Last week I wrote about capital gains taxes, which elicited a number of comments. The argument made most often was that capital gains taxes should not be increased because capital gains is a double tax.
The notion is that the money you use to invest in the stock market has already been taxed and therefore is double taxed when you sell the stock. The problem with this belief is that your original investment is not subject to capital gains tax. Only the gain is subject to the tax.
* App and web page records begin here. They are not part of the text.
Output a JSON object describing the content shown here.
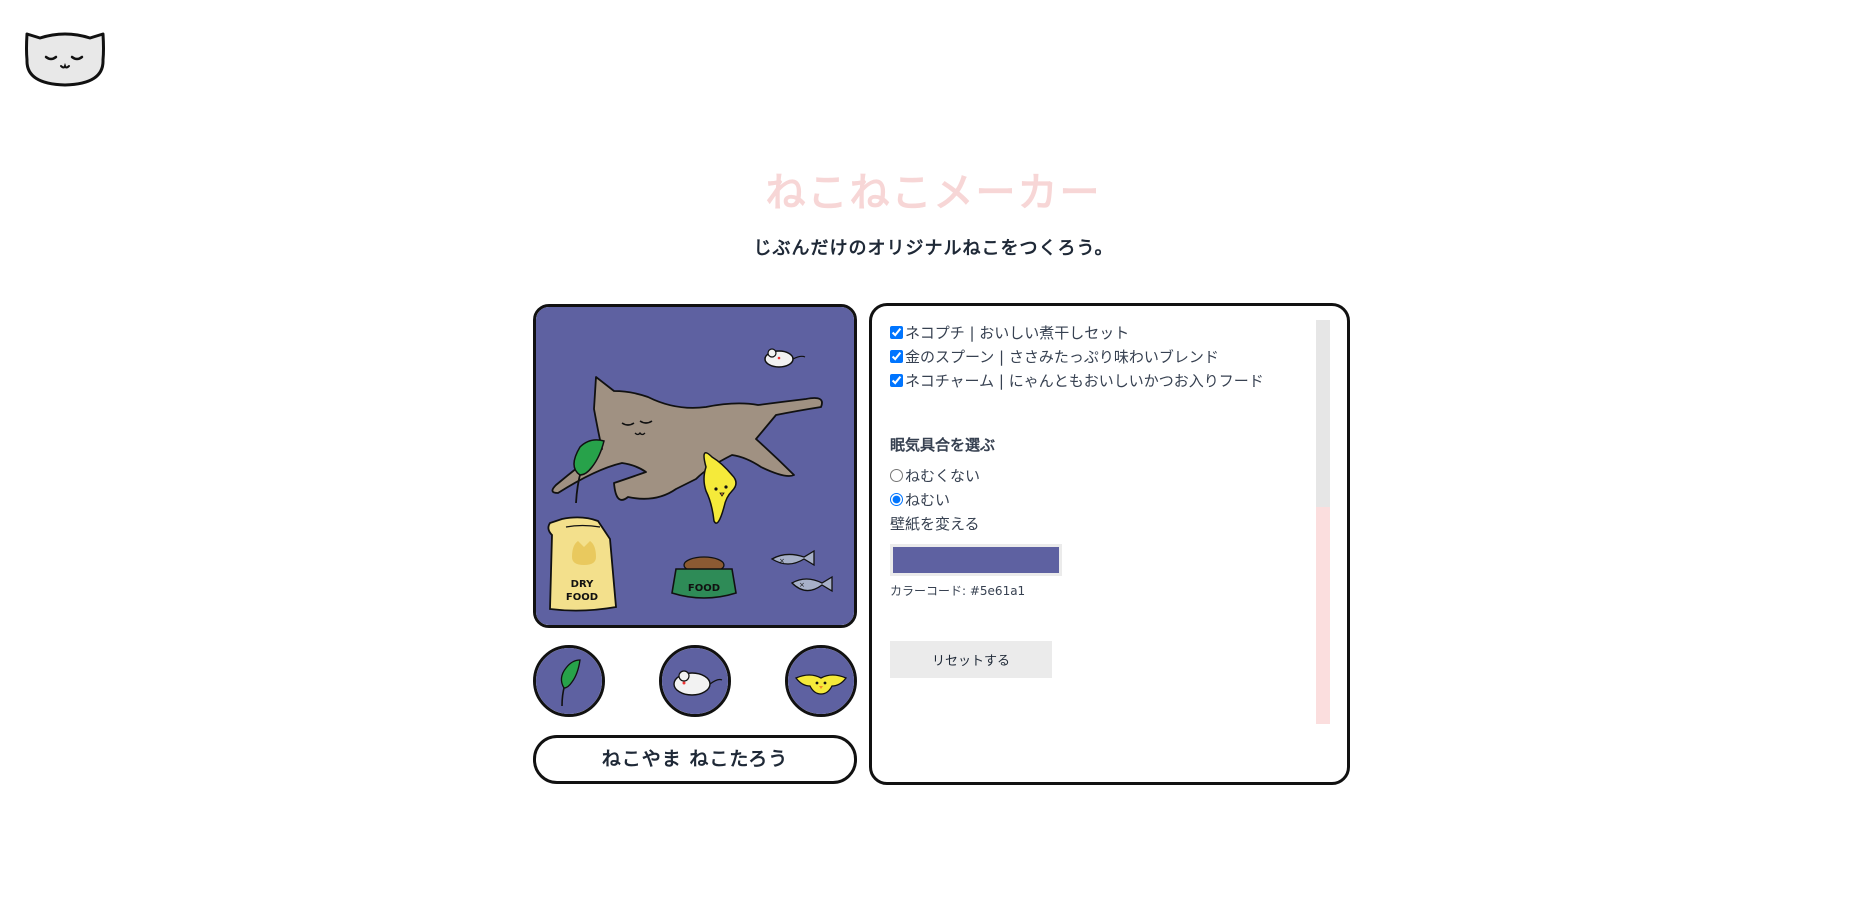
{
  "app": {
    "title": "ねこねこメーカー",
    "subtitle": "じぶんだけのオリジナルねこをつくろう。"
  },
  "cat_name": "ねこやま ねこたろう",
  "wallpaper_color": "#5e61a1",
  "canvas_labels": {
    "dry_food_line1": "DRY",
    "dry_food_line2": "FOOD",
    "bowl": "FOOD"
  },
  "items": [
    {
      "icon": "leaf-icon"
    },
    {
      "icon": "mouse-icon"
    },
    {
      "icon": "bird-icon"
    }
  ],
  "panel": {
    "food_options": [
      {
        "label": "ネコプチ | おいしい煮干しセット",
        "checked": true
      },
      {
        "label": "金のスプーン | ささみたっぷり味わいブレンド",
        "checked": true
      },
      {
        "label": "ネコチャーム | にゃんともおいしいかつお入りフード",
        "checked": true
      }
    ],
    "sleep_title": "眠気具合を選ぶ",
    "sleep_options": [
      {
        "label": "ねむくない",
        "selected": false
      },
      {
        "label": "ねむい",
        "selected": true
      }
    ],
    "wallpaper_label": "壁紙を変える",
    "color_code_label": "カラーコード: #5e61a1",
    "reset_label": "リセットする"
  },
  "colors": {
    "title_pink": "#f7d6d6",
    "cat_body": "#a09182",
    "bird_yellow": "#f5ea3a",
    "leaf_green": "#27a24a",
    "bowl_green": "#2e8b57"
  }
}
For example if you invest $1,000 and a year later you sell the stock for $1,500 only the additional $500 is subject to any capital gains tax.
The second and considerably more complex idea of how capital gains is a double tax is based on the idea that corporations already pay a rate of 35% on their income so when you as the investor pay your 15% you are actually paying an additional second tax.
One of the biggest problems with this line of thinking is the fact that around 69% of corporations paid no federal income tax and according to the Wall Street Journal the average corporate tax rate is 12.1% of profits, not 35%. Obviously if the company paid no taxes then it would be difficult to claim double taxation.
Additionally this argument relies on the idea that stockholders bear 100% of the burden of this imaginary 35%. Analysis on the topic suggests this tax burden is instead shared by workers, consumers and shareholders – lowering the shareholders’ tax burden even further.
It should be noted that capital gains is derived from many sources, and the double-tax argument cannot be applied to many of them. As an example, Mitt Romney had $13 million in carried interest, which is taxed as capital gains even though it is really just commission and has not been taxed at any other point.
The same is true of stocks. For an investor to earn money in the stock market, the companies they invest in do not have to make a profit. Stock prices often increase on the perception of future profit rather than actual profit. As I mentioned previously high frequency trading accounts for around 70% of the stock market volume and these investors manage to make small profits every minute completely unrelated to the companies’ performance over the past few minutes.
So is it possible that you as an investor are being double taxed on your investment? Yes. But even when that is the case the double taxed rate is typically lower than the rate you would pay if you had earned this money in the form of wages.
But the best proof that the capital gains tax is an advantage over other ways of earning money is the fact that the richest Americans earned 81.3% of their income from capital gains, dividends and interest while only 6.5% of their income came from salaries and wages.